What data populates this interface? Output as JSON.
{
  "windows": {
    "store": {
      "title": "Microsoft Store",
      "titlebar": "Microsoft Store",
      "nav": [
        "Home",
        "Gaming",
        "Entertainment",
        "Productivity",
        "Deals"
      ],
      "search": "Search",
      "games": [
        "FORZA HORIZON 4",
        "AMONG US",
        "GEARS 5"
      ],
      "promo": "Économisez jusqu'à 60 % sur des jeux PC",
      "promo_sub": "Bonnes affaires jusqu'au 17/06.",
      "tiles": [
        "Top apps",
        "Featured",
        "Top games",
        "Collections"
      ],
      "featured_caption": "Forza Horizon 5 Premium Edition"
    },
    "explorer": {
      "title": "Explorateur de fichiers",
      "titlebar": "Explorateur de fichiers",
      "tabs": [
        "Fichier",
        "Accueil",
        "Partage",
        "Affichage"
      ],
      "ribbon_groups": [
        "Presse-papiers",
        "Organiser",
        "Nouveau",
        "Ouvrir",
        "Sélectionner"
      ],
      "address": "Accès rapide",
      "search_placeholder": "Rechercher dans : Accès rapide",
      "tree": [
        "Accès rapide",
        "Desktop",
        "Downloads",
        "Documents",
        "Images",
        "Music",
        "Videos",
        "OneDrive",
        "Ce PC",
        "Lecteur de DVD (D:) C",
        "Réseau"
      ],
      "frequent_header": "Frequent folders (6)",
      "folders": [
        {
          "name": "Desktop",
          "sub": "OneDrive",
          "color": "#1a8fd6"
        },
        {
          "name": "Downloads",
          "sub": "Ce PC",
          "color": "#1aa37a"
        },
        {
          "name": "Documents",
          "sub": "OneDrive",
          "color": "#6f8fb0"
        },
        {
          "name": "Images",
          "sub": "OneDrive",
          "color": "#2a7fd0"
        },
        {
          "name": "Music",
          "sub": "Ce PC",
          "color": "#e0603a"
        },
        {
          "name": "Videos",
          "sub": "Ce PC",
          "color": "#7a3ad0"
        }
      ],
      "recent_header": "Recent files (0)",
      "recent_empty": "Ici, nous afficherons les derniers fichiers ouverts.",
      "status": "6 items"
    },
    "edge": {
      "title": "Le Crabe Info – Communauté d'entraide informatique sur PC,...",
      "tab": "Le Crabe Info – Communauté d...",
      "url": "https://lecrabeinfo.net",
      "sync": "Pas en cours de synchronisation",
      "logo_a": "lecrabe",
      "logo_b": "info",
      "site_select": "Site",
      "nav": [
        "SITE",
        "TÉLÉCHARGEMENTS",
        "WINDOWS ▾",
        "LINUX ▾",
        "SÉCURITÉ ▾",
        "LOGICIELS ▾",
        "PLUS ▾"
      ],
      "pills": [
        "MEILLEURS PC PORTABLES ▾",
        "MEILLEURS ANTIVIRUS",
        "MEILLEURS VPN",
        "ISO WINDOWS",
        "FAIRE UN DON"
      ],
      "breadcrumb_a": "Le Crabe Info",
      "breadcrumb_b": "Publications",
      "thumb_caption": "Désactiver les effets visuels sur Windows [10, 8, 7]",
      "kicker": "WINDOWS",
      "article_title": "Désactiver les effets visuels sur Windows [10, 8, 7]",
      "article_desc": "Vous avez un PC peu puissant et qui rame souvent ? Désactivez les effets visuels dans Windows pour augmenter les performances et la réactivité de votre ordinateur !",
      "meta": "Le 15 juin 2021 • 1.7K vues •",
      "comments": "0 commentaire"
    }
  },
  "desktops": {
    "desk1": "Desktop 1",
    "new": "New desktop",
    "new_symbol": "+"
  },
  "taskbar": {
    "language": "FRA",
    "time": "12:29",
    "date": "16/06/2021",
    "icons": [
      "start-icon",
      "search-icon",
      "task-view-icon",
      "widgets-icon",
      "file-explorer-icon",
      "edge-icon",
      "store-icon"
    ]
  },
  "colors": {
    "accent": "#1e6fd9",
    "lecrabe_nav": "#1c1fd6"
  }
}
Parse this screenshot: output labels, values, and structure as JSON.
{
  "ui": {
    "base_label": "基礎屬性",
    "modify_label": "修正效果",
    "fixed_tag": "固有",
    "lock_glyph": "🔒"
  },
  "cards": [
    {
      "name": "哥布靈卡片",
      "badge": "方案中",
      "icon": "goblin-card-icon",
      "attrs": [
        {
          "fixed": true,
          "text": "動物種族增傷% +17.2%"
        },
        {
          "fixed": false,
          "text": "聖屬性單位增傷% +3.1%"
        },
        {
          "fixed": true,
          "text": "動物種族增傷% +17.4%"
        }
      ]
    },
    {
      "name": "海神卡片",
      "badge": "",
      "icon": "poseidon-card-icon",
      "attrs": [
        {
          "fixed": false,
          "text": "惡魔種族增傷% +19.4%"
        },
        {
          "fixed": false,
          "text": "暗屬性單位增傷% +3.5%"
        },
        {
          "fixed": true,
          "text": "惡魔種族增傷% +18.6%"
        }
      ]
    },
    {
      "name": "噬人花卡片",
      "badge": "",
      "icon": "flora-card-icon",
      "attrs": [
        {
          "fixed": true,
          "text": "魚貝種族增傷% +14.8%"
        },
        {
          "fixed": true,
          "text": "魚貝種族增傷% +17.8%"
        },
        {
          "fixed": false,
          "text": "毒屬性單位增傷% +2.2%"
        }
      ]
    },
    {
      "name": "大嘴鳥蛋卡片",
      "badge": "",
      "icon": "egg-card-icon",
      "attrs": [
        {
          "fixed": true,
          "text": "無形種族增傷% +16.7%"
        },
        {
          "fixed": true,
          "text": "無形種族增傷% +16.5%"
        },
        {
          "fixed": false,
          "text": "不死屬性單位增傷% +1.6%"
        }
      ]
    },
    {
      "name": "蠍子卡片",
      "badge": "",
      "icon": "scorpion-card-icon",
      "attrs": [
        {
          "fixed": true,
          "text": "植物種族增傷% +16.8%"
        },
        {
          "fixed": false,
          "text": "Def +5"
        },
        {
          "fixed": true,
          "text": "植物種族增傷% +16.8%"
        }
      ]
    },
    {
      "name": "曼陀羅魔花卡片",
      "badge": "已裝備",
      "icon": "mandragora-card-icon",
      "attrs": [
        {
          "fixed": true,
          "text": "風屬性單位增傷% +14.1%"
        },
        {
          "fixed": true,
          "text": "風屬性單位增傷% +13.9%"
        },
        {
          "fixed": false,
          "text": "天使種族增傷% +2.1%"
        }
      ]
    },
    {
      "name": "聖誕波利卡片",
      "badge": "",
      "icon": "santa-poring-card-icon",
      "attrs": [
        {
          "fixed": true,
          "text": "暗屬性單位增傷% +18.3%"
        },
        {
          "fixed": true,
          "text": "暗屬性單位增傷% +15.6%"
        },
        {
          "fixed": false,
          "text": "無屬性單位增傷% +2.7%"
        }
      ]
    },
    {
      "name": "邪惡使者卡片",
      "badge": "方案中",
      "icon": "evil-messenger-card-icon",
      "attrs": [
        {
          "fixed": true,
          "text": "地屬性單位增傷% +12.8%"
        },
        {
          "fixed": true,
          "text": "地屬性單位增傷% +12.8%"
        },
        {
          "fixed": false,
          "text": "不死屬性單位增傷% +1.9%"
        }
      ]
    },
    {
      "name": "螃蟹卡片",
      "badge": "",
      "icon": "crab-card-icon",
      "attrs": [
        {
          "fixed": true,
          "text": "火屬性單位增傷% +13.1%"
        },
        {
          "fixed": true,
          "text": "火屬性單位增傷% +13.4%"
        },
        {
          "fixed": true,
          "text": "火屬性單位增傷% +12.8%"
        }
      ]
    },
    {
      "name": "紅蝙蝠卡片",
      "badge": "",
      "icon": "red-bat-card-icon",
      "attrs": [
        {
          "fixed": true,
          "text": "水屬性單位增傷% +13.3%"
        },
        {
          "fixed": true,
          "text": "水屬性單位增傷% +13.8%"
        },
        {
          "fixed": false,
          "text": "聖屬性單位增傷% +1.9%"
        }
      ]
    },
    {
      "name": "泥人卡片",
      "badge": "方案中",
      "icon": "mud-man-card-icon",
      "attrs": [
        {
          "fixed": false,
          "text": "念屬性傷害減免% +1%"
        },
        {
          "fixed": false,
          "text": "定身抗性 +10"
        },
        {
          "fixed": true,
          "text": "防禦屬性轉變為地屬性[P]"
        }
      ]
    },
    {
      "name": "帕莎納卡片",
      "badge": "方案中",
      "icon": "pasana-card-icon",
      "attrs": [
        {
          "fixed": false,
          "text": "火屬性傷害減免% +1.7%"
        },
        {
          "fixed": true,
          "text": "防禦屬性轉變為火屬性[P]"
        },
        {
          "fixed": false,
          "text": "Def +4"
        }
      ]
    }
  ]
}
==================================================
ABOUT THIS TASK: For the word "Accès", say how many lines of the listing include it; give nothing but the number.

TASK RESULT: 3